It is your employer’s responsibility to arrange and cover the costs of a flu vaccination for you7,8:
You can get your free flu vaccination* at your GP surgery or in a pharmacy. Most pharmacies in the UK now offer both the NHS free flu jab as well as a private jab. This might be a more convenient option for you. Enter your postcode in the search box above to find your nearest local flu clinic.
*Free NHS jabs are available only to those who fall within the current risk categories.
1. Centers for Disease Control and Prevention. Interim Guidance for Influenza Outbreak Management in Long-Term Care Facilities. http://www.cdc.gov/flu/professionals/infectioncontrol/ltc-facility-guidance.htm (accessed July 2017)
2. NHS. Flu and the flu vaccine. http://www.nhs.uk/Livewell/winterhealth/Pages/Fluandthefluvaccine.aspx (accessed July 2017)
3. Centers for Disease Control and Prevention. People at High Risk of Developing Flu-Related Complications. http://www.cdc.gov/flu/about/disease/high_risk.htm (accessed July 2017)
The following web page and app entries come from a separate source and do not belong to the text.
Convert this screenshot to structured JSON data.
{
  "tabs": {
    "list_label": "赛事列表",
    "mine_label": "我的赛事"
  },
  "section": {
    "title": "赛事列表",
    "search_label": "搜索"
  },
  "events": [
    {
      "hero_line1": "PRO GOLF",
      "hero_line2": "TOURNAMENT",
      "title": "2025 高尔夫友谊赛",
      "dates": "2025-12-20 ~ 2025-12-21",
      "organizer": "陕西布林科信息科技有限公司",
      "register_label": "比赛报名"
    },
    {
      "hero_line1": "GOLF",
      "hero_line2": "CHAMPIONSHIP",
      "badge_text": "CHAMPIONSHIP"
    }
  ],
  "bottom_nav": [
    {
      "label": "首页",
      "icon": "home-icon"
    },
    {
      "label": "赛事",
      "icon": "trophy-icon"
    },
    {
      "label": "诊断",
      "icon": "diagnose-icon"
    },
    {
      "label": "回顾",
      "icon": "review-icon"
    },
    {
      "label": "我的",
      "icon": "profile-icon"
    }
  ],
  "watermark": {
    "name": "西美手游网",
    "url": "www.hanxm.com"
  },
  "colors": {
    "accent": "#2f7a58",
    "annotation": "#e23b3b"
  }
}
4. World Health Organization. Influenza (Seasonal) Fact Sheet No. 211, November 2016. http://www.who.int/mediacentre/factsheets/fs211/en/index.html (accessed July 2017)
5. Centers for Disease Control and Prevention. How Flu Spreads. http://www.cdc.gov/flu/about/disease/spread.htm (accessed July 2017)
6. NHS. Flu Jab FAQs. http://www.nhs.uk/conditions/vaccinations/pages/flu-vaccine-questions-answers.aspx (accessed July 2017)
7. NHS. Who should have the flu jab. July 2016. http://www.nhs.uk/conditions/vaccinations/pages/who-should-have-flu-vaccine.aspx (accessed July 2017)
8. Public Health England, Department of Health and NHS England. Flu immunisation programme letter 2017/2018, 2017. https://www.gov.uk/government/uploads/system/uploads/attachment_data
/file/600880/annual_flu__letter_2017to2018.pdf (accessed July 2017)